__ABOUT THIS EXERCISE__.
Below is a set of records; print all of them exactly as written.

__RECORDS PROVIDED__.
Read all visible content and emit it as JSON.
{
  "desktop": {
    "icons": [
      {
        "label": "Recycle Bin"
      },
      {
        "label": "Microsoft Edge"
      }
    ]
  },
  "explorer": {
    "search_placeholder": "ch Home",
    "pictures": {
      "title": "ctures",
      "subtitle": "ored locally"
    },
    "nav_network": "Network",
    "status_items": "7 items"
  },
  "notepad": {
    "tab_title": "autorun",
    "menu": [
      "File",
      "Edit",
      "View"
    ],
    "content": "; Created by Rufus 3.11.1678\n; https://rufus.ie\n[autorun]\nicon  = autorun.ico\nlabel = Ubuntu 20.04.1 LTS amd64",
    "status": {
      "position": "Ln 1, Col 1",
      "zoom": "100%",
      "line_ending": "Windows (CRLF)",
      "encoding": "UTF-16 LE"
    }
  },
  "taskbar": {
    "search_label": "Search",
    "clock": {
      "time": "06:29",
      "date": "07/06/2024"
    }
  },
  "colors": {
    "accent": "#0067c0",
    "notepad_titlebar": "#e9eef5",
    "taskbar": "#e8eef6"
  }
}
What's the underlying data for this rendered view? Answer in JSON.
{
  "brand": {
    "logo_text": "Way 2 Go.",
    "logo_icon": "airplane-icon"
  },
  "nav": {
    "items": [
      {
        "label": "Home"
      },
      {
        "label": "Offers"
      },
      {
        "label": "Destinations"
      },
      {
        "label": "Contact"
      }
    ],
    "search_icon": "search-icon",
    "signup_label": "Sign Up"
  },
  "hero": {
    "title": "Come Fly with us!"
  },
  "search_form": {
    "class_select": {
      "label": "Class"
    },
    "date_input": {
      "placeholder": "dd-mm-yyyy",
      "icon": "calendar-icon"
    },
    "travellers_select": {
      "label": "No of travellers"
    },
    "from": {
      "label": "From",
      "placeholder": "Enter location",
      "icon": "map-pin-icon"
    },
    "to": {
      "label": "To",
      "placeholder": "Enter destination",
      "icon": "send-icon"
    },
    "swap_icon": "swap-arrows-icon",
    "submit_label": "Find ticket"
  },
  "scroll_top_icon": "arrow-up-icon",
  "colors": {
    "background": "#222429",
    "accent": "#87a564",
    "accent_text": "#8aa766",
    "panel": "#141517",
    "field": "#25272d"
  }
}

__PROBLEM SOLUTION__.
Read all visible content and emit it as JSON.
{
  "desktop": {
    "icons": [
      {
        "label": "Recycle Bin"
      },
      {
        "label": "Microsoft Edge"
      }
    ]
  },
  "explorer": {
    "search_placeholder": "ch Home",
    "pictures": {
      "title": "ctures",
      "subtitle": "ored locally"
    },
    "nav_network": "Network",
    "status_items": "7 items"
  },
  "notepad": {
    "tab_title": "autorun",
    "menu": [
      "File",
      "Edit",
      "View"
    ],
    "content": "; Created by Rufus 3.11.1678\n; https://rufus.ie\n[autorun]\nicon  = autorun.ico\nlabel = Ubuntu 20.04.1 LTS amd64",
    "status": {
      "position": "Ln 1, Col 1",
      "zoom": "100%",
      "line_ending": "Windows (CRLF)",
      "encoding": "UTF-16 LE"
    }
  },
  "taskbar": {
    "search_label": "Search",
    "clock": {
      "time": "06:29",
      "date": "07/06/2024"
    }
  },
  "colors": {
    "accent": "#0067c0",
    "notepad_titlebar": "#e9eef5",
    "taskbar": "#e8eef6"
  }
}
What's the underlying data for this rendered view? Answer in JSON.
{
  "brand": {
    "logo_text": "Way 2 Go.",
    "logo_icon": "airplane-icon"
  },
  "nav": {
    "items": [
      {
        "label": "Home"
      },
      {
        "label": "Offers"
      },
      {
        "label": "Destinations"
      },
      {
        "label": "Contact"
      }
    ],
    "search_icon": "search-icon",
    "signup_label": "Sign Up"
  },
  "hero": {
    "title": "Come Fly with us!"
  },
  "search_form": {
    "class_select": {
      "label": "Class"
    },
    "date_input": {
      "placeholder": "dd-mm-yyyy",
      "icon": "calendar-icon"
    },
    "travellers_select": {
      "label": "No of travellers"
    },
    "from": {
      "label": "From",
      "placeholder": "Enter location",
      "icon": "map-pin-icon"
    },
    "to": {
      "label": "To",
      "placeholder": "Enter destination",
      "icon": "send-icon"
    },
    "swap_icon": "swap-arrows-icon",
    "submit_label": "Find ticket"
  },
  "scroll_top_icon": "arrow-up-icon",
  "colors": {
    "background": "#222429",
    "accent": "#87a564",
    "accent_text": "#8aa766",
    "panel": "#141517",
    "field": "#25272d"
  }
}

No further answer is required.